For many living in developing countries, the idea of a roof that can keep out rainwater and moisture might seem like a luxury. The thatched grass roofs that are so common in third-world countries are notorious for leaking and collapsing when water-logged. The grass used to make thatched roofs is becoming less abundant, and bugs tend to make homes out of these roofs.Tin roofs aren’t much better — while they keep water out, they also trap heat in and are notoriously noisy when it rains.
This is why one Duquesne University professor has come up with the “plastic thatch,” made from plastic bottle waste, according to a June 10 article in The Atlantic.
David Saiia, professor of strategic management and sustainability, specializes in creating business solutions that will both help people out of poverty while conserving ecosystems and habitats, The Atlantic reports.
For the plastic thatch roof, Saiia cuts the tops and bottoms off of plastic bottles, then flattens the remaining part and cuts it into strips. The strips are then arranged into a cross-strip using an ultrasonic sealing machine — the machine also responsible for impenetrable clam-shell packaging.

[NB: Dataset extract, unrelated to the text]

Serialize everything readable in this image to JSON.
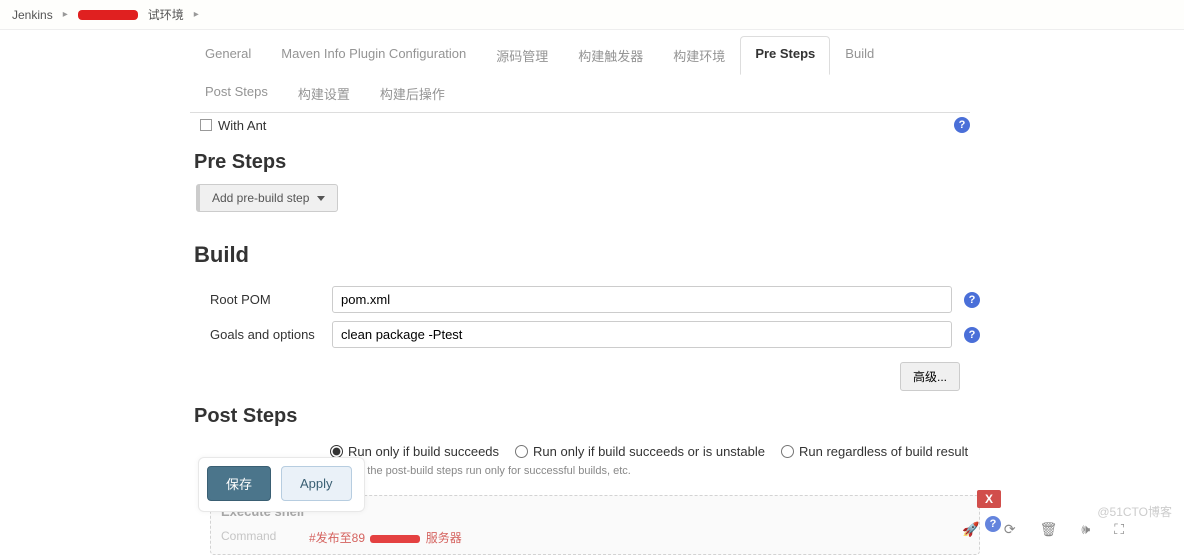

In addition to being water-resistant and conducive to ventilation, plastic thatch also lets natural light into a home and muffles sound, The Atlantic reports. Plastic thatch can come in a wide range of colors, depending on the colors of the plastic bottles used to make it. A plastic thatch roof can last more than 10 years, its makers estimate.There is certainly no shortage of plastic bottle waste available on Earth with which to make plastic thatch.